**Action item:** Determine how many lines in the entries below contain the word "name". The reply is that number alone.

**********

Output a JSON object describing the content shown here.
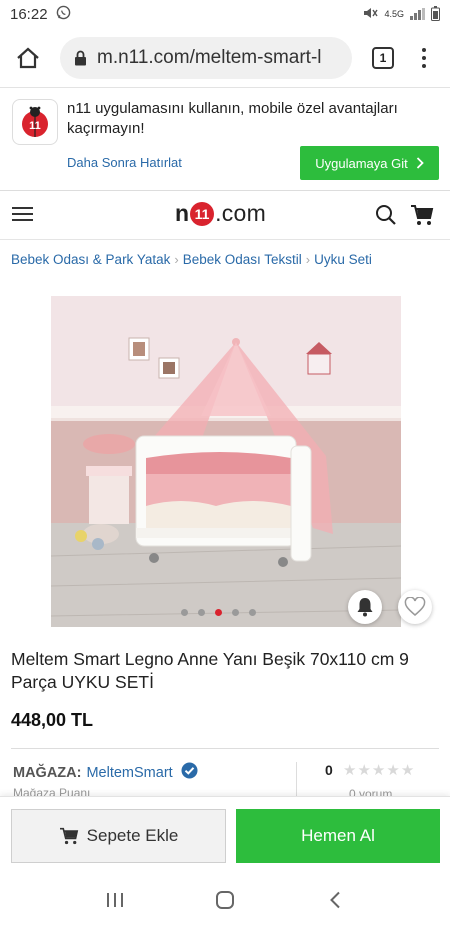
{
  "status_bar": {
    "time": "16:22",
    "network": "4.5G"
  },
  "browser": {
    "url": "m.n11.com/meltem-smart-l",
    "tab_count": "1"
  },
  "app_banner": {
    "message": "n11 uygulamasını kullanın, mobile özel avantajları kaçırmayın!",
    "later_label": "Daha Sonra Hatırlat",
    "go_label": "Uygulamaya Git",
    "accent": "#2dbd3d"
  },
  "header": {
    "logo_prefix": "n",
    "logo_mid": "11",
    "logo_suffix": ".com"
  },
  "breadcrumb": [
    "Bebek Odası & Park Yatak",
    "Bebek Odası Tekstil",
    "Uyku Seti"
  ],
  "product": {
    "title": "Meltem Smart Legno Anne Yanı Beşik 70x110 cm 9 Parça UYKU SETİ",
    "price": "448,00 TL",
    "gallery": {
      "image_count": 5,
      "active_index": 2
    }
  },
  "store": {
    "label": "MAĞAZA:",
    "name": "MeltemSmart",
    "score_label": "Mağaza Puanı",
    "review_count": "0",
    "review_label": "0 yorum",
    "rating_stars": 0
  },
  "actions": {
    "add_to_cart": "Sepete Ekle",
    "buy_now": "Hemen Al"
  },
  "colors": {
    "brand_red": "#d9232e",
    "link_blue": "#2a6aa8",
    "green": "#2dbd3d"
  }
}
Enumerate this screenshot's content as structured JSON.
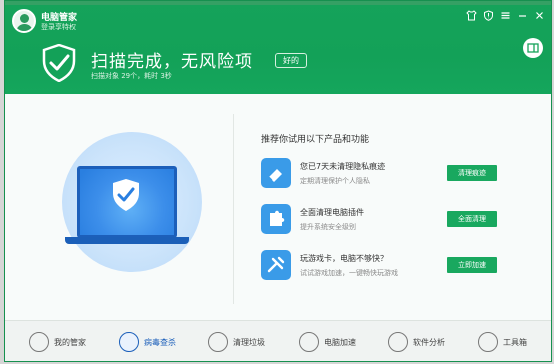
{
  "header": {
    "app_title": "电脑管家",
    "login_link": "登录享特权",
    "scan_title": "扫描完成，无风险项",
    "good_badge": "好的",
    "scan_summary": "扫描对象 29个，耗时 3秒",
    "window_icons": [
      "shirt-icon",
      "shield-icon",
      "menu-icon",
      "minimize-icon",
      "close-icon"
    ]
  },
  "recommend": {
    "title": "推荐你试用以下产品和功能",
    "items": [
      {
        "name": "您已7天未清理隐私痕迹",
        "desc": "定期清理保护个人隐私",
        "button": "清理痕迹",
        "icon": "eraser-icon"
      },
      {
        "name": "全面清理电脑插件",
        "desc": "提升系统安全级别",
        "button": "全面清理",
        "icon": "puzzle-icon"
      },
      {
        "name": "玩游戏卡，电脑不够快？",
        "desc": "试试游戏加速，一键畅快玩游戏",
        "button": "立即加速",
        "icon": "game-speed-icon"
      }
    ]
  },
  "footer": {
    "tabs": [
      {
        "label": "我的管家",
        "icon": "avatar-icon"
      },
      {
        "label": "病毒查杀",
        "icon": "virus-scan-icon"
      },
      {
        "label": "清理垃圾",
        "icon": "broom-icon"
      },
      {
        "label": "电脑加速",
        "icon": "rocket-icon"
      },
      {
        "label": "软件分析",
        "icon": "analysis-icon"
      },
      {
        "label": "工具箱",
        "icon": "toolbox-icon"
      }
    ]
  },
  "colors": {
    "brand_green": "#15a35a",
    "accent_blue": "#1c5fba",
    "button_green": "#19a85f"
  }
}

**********

**Expected answer:** 4